Work item: Without the images, write out the whole listing exactly.

Source material:
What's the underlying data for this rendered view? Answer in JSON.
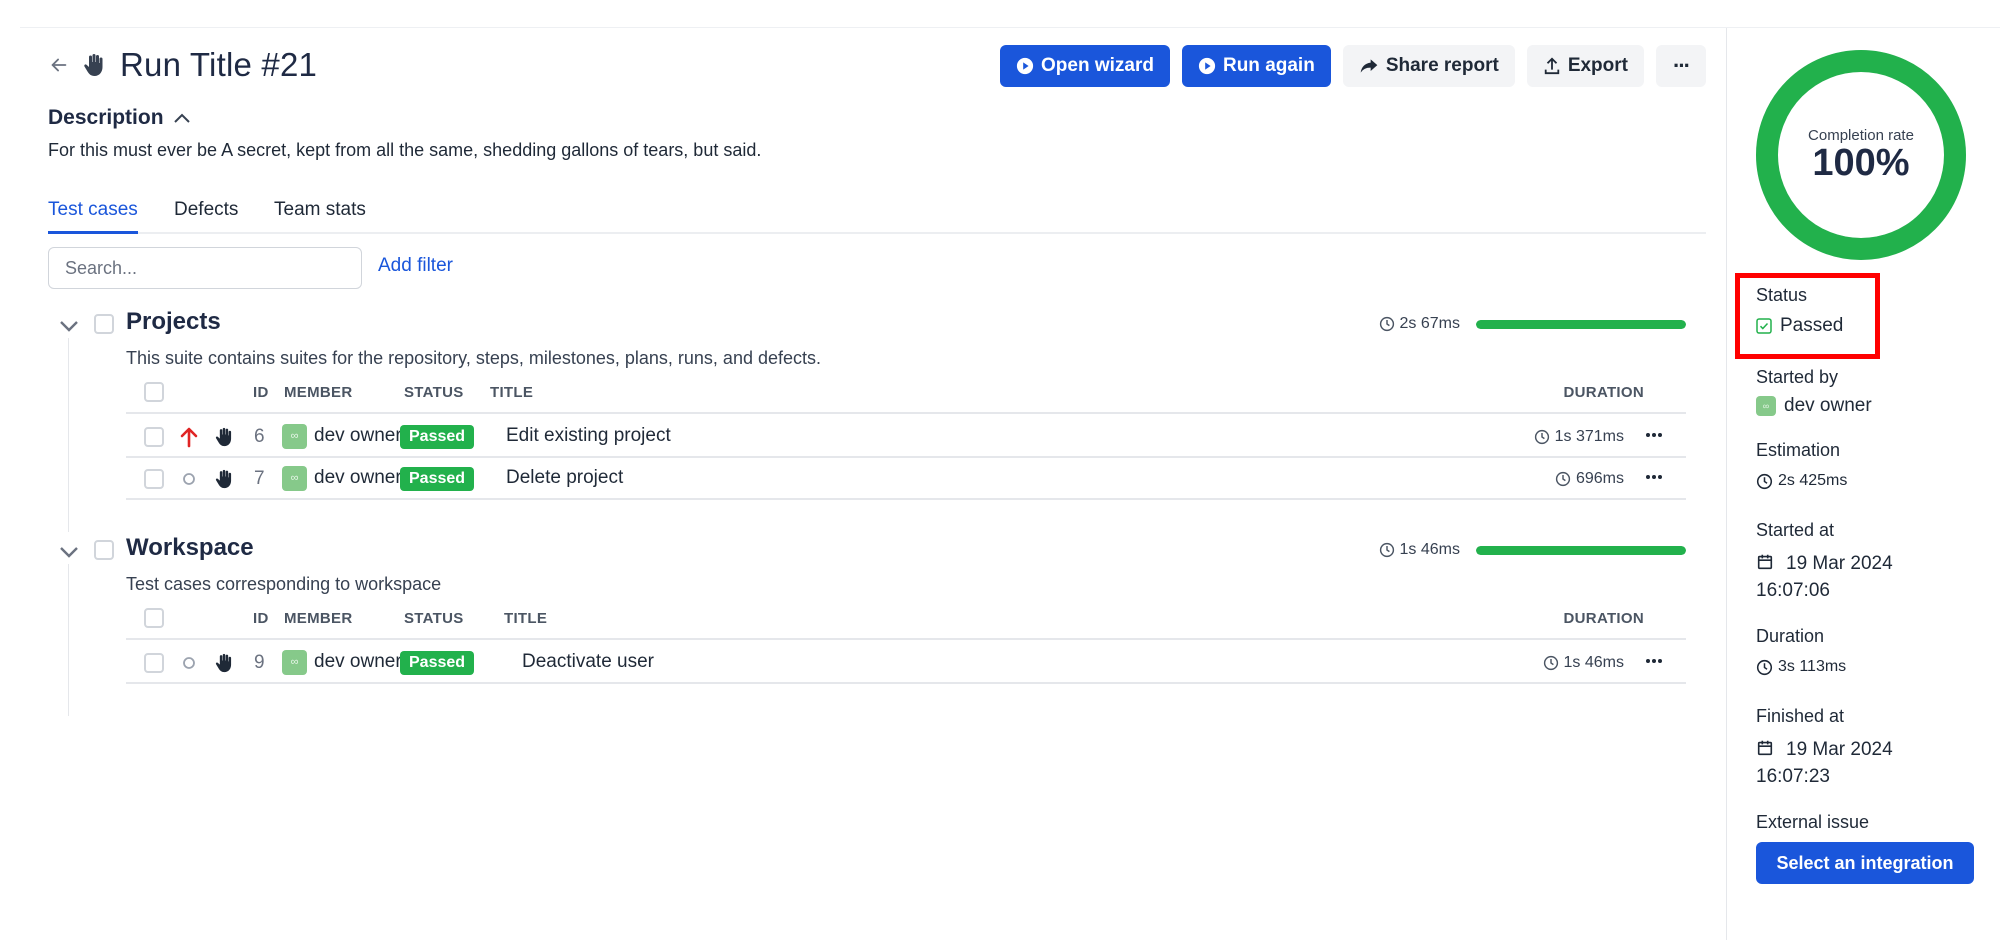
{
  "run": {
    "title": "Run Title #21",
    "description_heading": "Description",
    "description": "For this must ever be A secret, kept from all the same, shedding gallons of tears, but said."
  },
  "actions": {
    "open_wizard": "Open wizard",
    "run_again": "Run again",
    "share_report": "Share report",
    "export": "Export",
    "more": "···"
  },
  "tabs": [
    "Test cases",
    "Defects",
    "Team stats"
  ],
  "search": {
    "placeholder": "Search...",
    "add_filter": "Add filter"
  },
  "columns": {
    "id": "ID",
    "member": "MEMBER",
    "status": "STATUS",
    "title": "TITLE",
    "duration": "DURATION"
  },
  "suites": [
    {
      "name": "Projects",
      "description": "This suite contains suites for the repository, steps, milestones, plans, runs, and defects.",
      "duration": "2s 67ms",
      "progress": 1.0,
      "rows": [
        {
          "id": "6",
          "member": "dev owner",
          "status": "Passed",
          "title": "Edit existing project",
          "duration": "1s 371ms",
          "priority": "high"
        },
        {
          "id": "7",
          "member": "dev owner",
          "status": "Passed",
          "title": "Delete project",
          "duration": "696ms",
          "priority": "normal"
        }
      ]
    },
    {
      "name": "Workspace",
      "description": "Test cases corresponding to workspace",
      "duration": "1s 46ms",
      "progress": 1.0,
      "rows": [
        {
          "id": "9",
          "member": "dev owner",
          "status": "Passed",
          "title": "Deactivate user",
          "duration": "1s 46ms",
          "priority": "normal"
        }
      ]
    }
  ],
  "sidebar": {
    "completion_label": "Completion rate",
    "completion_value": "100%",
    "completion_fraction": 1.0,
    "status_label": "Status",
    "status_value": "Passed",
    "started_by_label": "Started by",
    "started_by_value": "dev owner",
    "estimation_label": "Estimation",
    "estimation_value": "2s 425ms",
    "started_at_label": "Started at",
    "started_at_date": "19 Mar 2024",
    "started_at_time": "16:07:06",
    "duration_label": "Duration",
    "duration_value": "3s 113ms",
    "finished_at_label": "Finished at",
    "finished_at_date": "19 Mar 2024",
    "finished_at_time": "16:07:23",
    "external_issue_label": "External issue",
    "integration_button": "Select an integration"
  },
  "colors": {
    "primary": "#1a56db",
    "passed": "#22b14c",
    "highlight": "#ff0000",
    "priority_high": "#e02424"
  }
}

Exercise output:
What's the underlying data for this rendered view? Answer in JSON.
{
  "run": {
    "title": "Run Title #21",
    "description_heading": "Description",
    "description": "For this must ever be A secret, kept from all the same, shedding gallons of tears, but said."
  },
  "actions": {
    "open_wizard": "Open wizard",
    "run_again": "Run again",
    "share_report": "Share report",
    "export": "Export",
    "more": "···"
  },
  "tabs": [
    "Test cases",
    "Defects",
    "Team stats"
  ],
  "search": {
    "placeholder": "Search...",
    "add_filter": "Add filter"
  },
  "columns": {
    "id": "ID",
    "member": "MEMBER",
    "status": "STATUS",
    "title": "TITLE",
    "duration": "DURATION"
  },
  "suites": [
    {
      "name": "Projects",
      "description": "This suite contains suites for the repository, steps, milestones, plans, runs, and defects.",
      "duration": "2s 67ms",
      "progress": 1.0,
      "rows": [
        {
          "id": "6",
          "member": "dev owner",
          "status": "Passed",
          "title": "Edit existing project",
          "duration": "1s 371ms",
          "priority": "high"
        },
        {
          "id": "7",
          "member": "dev owner",
          "status": "Passed",
          "title": "Delete project",
          "duration": "696ms",
          "priority": "normal"
        }
      ]
    },
    {
      "name": "Workspace",
      "description": "Test cases corresponding to workspace",
      "duration": "1s 46ms",
      "progress": 1.0,
      "rows": [
        {
          "id": "9",
          "member": "dev owner",
          "status": "Passed",
          "title": "Deactivate user",
          "duration": "1s 46ms",
          "priority": "normal"
        }
      ]
    }
  ],
  "sidebar": {
    "completion_label": "Completion rate",
    "completion_value": "100%",
    "completion_fraction": 1.0,
    "status_label": "Status",
    "status_value": "Passed",
    "started_by_label": "Started by",
    "started_by_value": "dev owner",
    "estimation_label": "Estimation",
    "estimation_value": "2s 425ms",
    "started_at_label": "Started at",
    "started_at_date": "19 Mar 2024",
    "started_at_time": "16:07:06",
    "duration_label": "Duration",
    "duration_value": "3s 113ms",
    "finished_at_label": "Finished at",
    "finished_at_date": "19 Mar 2024",
    "finished_at_time": "16:07:23",
    "external_issue_label": "External issue",
    "integration_button": "Select an integration"
  },
  "colors": {
    "primary": "#1a56db",
    "passed": "#22b14c",
    "highlight": "#ff0000",
    "priority_high": "#e02424"
  }
}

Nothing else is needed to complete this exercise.